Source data
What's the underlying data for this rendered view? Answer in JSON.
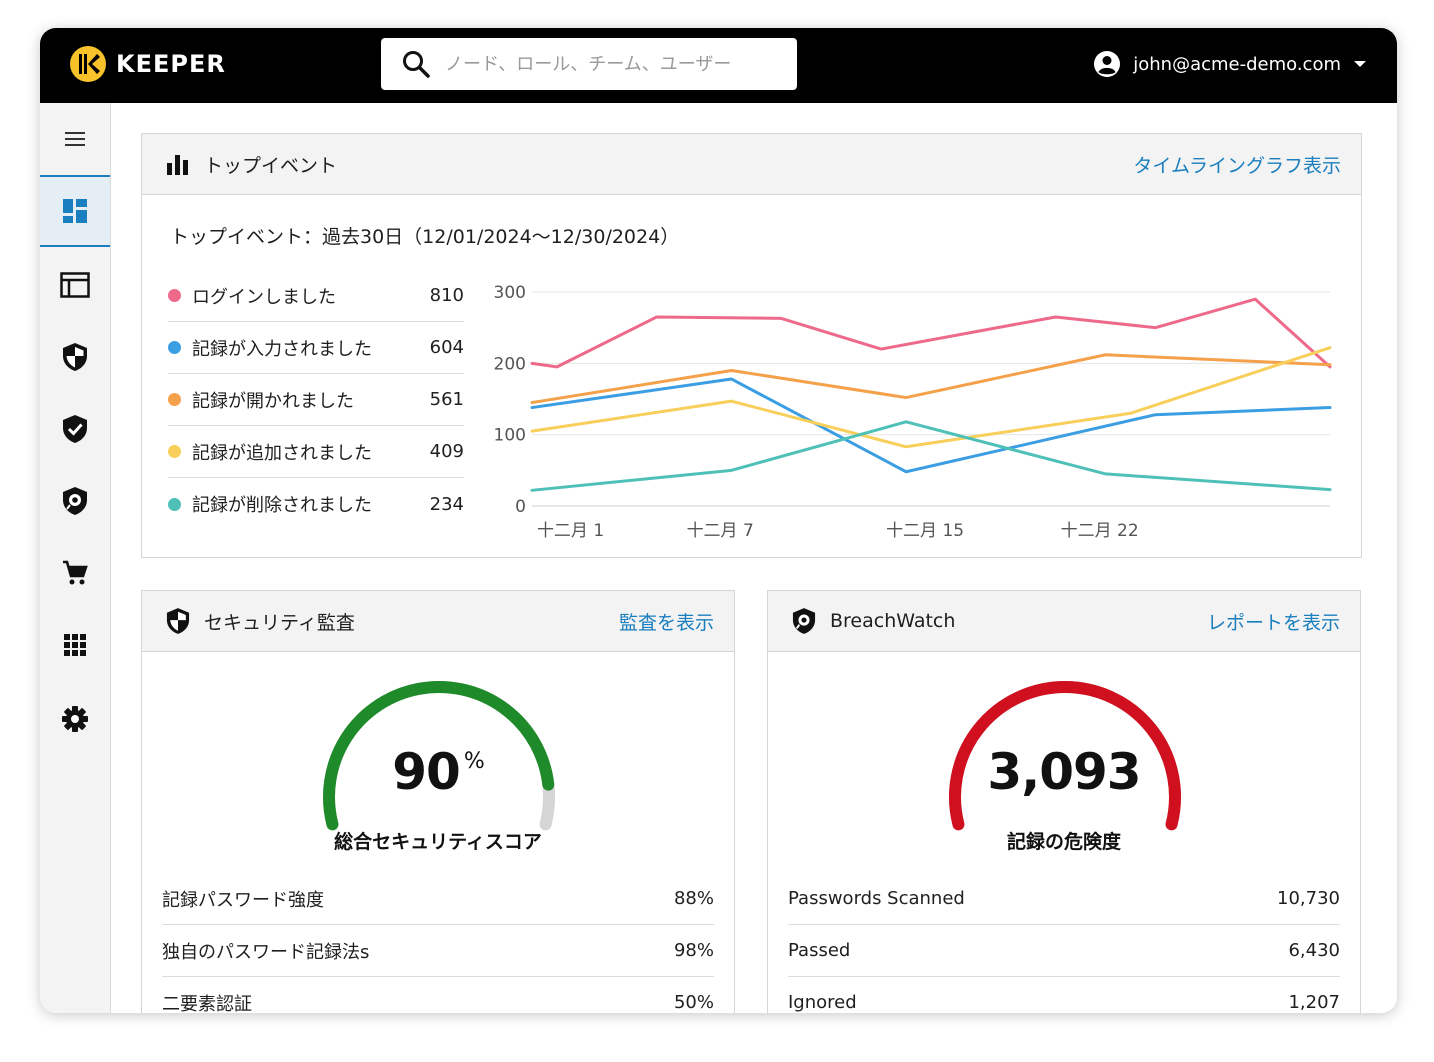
{
  "topbar": {
    "logo_text": "KEEPER",
    "search_placeholder": "ノード、ロール、チーム、ユーザー",
    "user_email": "john@acme-demo.com"
  },
  "sidebar": {
    "items": [
      {
        "icon": "menu-icon"
      },
      {
        "icon": "dashboard-icon",
        "active": true
      },
      {
        "icon": "admin-console-icon"
      },
      {
        "icon": "security-audit-icon"
      },
      {
        "icon": "compliance-shield-icon"
      },
      {
        "icon": "breachwatch-icon"
      },
      {
        "icon": "cart-icon"
      },
      {
        "icon": "apps-grid-icon"
      },
      {
        "icon": "settings-gear-icon"
      }
    ]
  },
  "top_events": {
    "title": "トップイベント",
    "link": "タイムライングラフ表示",
    "subtitle": "トップイベント：過去30日（12/01/2024～12/30/2024）",
    "legend": [
      {
        "name": "ログインしました",
        "count": "810",
        "color": "#ee6a8a"
      },
      {
        "name": "記録が入力されました",
        "count": "604",
        "color": "#3b9ee3"
      },
      {
        "name": "記録が開かれました",
        "count": "561",
        "color": "#f5a04a"
      },
      {
        "name": "記録が追加されました",
        "count": "409",
        "color": "#f7cf5a"
      },
      {
        "name": "記録が削除されました",
        "count": "234",
        "color": "#4fc0b8"
      }
    ]
  },
  "chart_data": {
    "type": "line",
    "x_tick_labels": [
      "十二月 1",
      "十二月 7",
      "十二月 15",
      "十二月 22"
    ],
    "x_tick_positions": [
      1,
      7,
      15,
      22
    ],
    "ylim": [
      0,
      300
    ],
    "y_ticks": [
      "0",
      "100",
      "200",
      "300"
    ],
    "grid": true,
    "series": [
      {
        "name": "ログインしました",
        "color": "#ee6a8a",
        "x": [
          0,
          1,
          5,
          10,
          14,
          21,
          25,
          29,
          32
        ],
        "y": [
          200,
          195,
          265,
          263,
          220,
          265,
          250,
          290,
          195
        ]
      },
      {
        "name": "記録が入力されました",
        "color": "#3b9ee3",
        "x": [
          0,
          8,
          15,
          25,
          32
        ],
        "y": [
          138,
          178,
          48,
          128,
          138
        ]
      },
      {
        "name": "記録が開かれました",
        "color": "#f5a04a",
        "x": [
          0,
          8,
          15,
          23,
          32
        ],
        "y": [
          145,
          190,
          152,
          212,
          198
        ]
      },
      {
        "name": "記録が追加されました",
        "color": "#f7cf5a",
        "x": [
          0,
          8,
          15,
          24,
          32
        ],
        "y": [
          105,
          147,
          83,
          130,
          222
        ]
      },
      {
        "name": "記録が削除されました",
        "color": "#4fc0b8",
        "x": [
          0,
          8,
          15,
          23,
          32
        ],
        "y": [
          22,
          50,
          118,
          45,
          23
        ]
      }
    ]
  },
  "security_audit": {
    "title": "セキュリティ監査",
    "link": "監査を表示",
    "score": "90",
    "score_unit": "%",
    "score_fraction": 0.9,
    "score_label": "総合セキュリティスコア",
    "gauge_color": "#1f8a2a",
    "rows": [
      {
        "label": "記録パスワード強度",
        "value": "88%"
      },
      {
        "label": "独自のパスワード記録法s",
        "value": "98%"
      },
      {
        "label": "二要素認証",
        "value": "50%"
      }
    ]
  },
  "breachwatch": {
    "title": "BreachWatch",
    "link": "レポートを表示",
    "value": "3,093",
    "value_label": "記録の危険度",
    "gauge_fraction": 1.0,
    "gauge_color": "#d0101f",
    "rows": [
      {
        "label": "Passwords Scanned",
        "value": "10,730"
      },
      {
        "label": "Passed",
        "value": "6,430"
      },
      {
        "label": "Ignored",
        "value": "1,207"
      }
    ]
  }
}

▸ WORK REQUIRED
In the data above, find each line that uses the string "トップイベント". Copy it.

▸ EXERCISE RESULT
    "title": "トップイベント",
    "subtitle": "トップイベント：過去30日（12/01/2024～12/30/2024）",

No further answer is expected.